Complying with indirect taxes is a legal mandate that is not core to a business, yet the operational outlay is great. On January 1, 2013, indirect tax compliance for medical device manufactures will get even more complicated, burdensome and expensive.
Passed as part of the Affordable Care Act (ACA), the Medical Device Excise Tax (MDET) will require that manufacturers of medical devices pay a 2.3% excise tax on certain medical devices. Although the tax will apply primarily to manufacturers and importers of medical devices, the tax is expected to impact the entire healthcare industry and ultimately consumers.
For businesses affected by the new medical devices tax, achieving compliance will require considerable effort and expense. For example, the penalty for failure to register by January 1, 2013 starts at $10,000, with a $1,000 penalty per day of noncompliance. Obviously, companies that fail to comply in a timely manner risk penalties, interest charges, additional transaction processing time and reconciliation costs, but beyond the tax implications alone, manufacturers need to be mindful of the overall operational impact that this new tax will have on their business.
While it is possible that the bill will be repealed, many manufacturers are taking a proactive approach and putting a sound plan in place that includes centralized technology, tax domain expertise and best practices so that whatever the government decides, they are in the best position to meet the implementation deadline. This article will explore the details of the new tax, and what you can do to ensure that you are able to achieve compliance with confidence in light of the rapidly evolving market environment.
Understanding the New Tax
The new excise tax on medical devices relies heavily on the definition of medical devices provided by Section 201(h) of the Federal Food, Drug, & Cosmetic Act to determine taxability. Generally speaking, the tax will apply to devices that are intended for human use and will include instruments, equipment and research-use-only devices, with three major categories of exemptions:
• Retail exemption or devices sold in retail for use by the general public such as eyeglasses, contact lenses and hearing aids.
• Devices to be further manufactured.
• Devices intended for export outside the U.S.
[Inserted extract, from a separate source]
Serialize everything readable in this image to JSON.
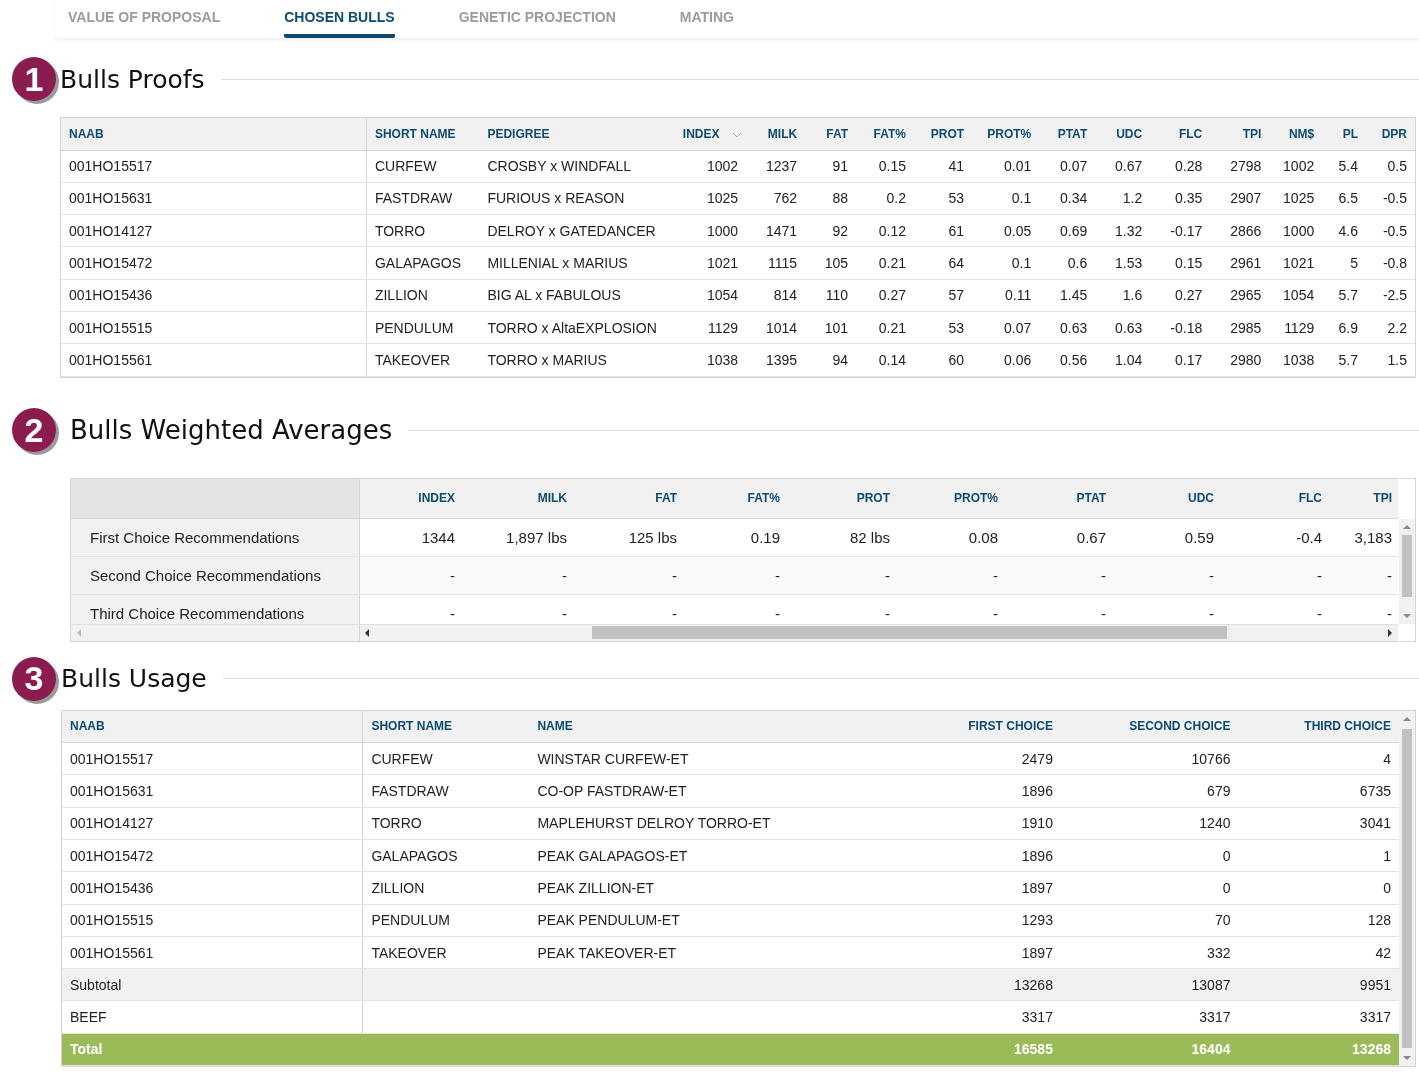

At first glance, it seems that this is just another tax that should not impact the bottom line of the medical manufacturer, but rather like any other tax that is passed on to the consumer. However, the new tax has the potential to impact manufacturers’ pricing, salaries and, ultimately, profits due to:
• Eroding profit margins for those U.S. manufacturers and/or importers who owe the tax and will absorb the added cost, as they choose not to pass it on to their customer (distributor or practitioner).
• Competitive market disadvantage for those who do not absorb the tax costs and pass it on to their customers. This is typical of many smaller manufacturers that don’t have the capital or the margins to absorb the cost.
• Costs associated with process changes from implementing pricing mechanisms and/or adjustments within operational systems.
• Compliance costs, which include both tangible new labor and technology resources to assist with compliance (filing and audits), as well as supporting potentially exempt customers and necessary documentation to support such sales.
• Cash flow management and the intangible costs associated with business processes inefficiencies, while adjusting to the new law and support of on-going maintenance and external audits.
As a result of this tax, businesses need to consider the overall operational impact on their business and set new strategies for key business functions. From process changes for implementing the pricing mechanism within their order-to-cash, procure-to-pay or inventory management systems and processes, to pricing strategies for adjusting to market receptivity of tax costs passed on to customers for those who pass the costs to their customers, to profit margin strategies for adjusting to manufacturing costs and selling costs for those who decided to absorb the cost without passing it on to their customers, the operational implications of the excise tax are far reaching and require significant planning.